All those reporters have not seen the movie, and chose to concentrate on the process, somewhat misleadingly I will say, which as everyone in the business knows, is besides the point in the end when a movie works.  Every production of this scale has its issues; there are a lot of moving parts to films of this size and complexity, but add to the mix a cast of thousands, numerous locations all over the globe, and visual effects of this calibre, you run into a few bumps in the road. However, we solved them, and arrived at where we wanted to be all along with a terrific film.

What made the film end up only a 12A? Zombies have been associated with violence and gore so why the more tamed aspect of it? Are you focusing on the more political side like the books?

World War Z is more of a horror thriller on an epic scale. In that sense, it has less gore and more intensity.

George A. Romero’s zombies dealt with consumerism in Dawn of the Dead hence their slow movement but with this, you’ve got sprinting zombies that climb each other. Why did you choose to make your zombies this particular way? We’ve still not had a close-up of them in the trailer.

Since childhood, I have always been fascinated by animal swarms and flocks. So my intent on World War Z was to base everything on biology. I could finally implement my swarm fascination into a powerful visual, like a Tsunami of Zombies.  The Tsunami would be the perfect metaphor for overpopulation and us as a species – going after our last resources.  The other two most important elements were once bitten, how would they turn and the make-up/look itself. I based the turn on cases of epilepsy and seizures and once they begin turning into a Z, the veins start to pop and reveal themselves.

Zombie movies have always been popular during a time of change.  They have survived the decades because each new generation can find something to relate to in the notion that a large section of the populace is unresponsive to reality, to logic.

You seem to breeze effortlessly from genres. Monster’s Ball is such a hard-hitting drama about racism in America and then Stranger Than Fiction is a lighter more comedic film – one of my favourite films.
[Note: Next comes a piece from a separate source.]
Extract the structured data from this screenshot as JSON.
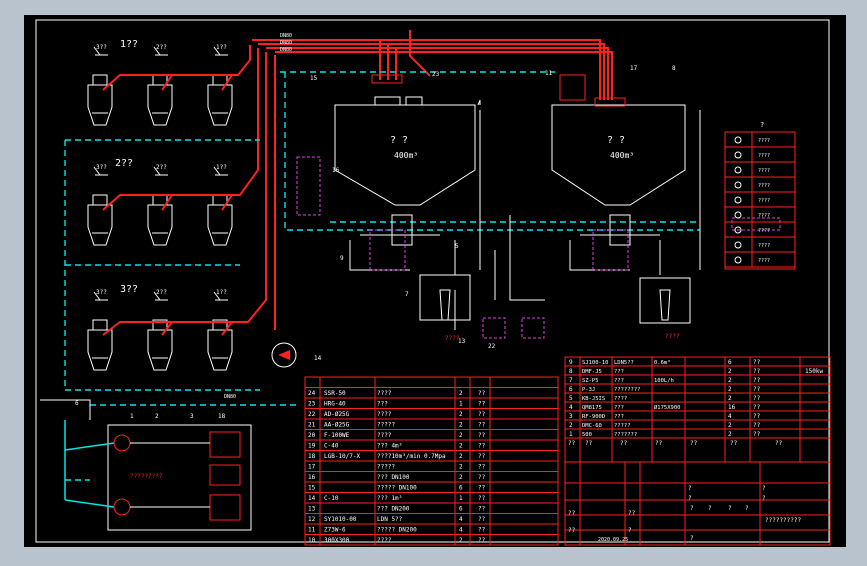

What tends to draw you to a certain project?

There is no particular recipe for that.  It’s more about intuition, topics, and characters I respond to at a certain time, which usually are reflections and mirrors to my personal interests and current life experiences.

World War Z is unleashed in the UK on June 21. Not long to wait now and here’s the trailer to keep you even more impatient to see it.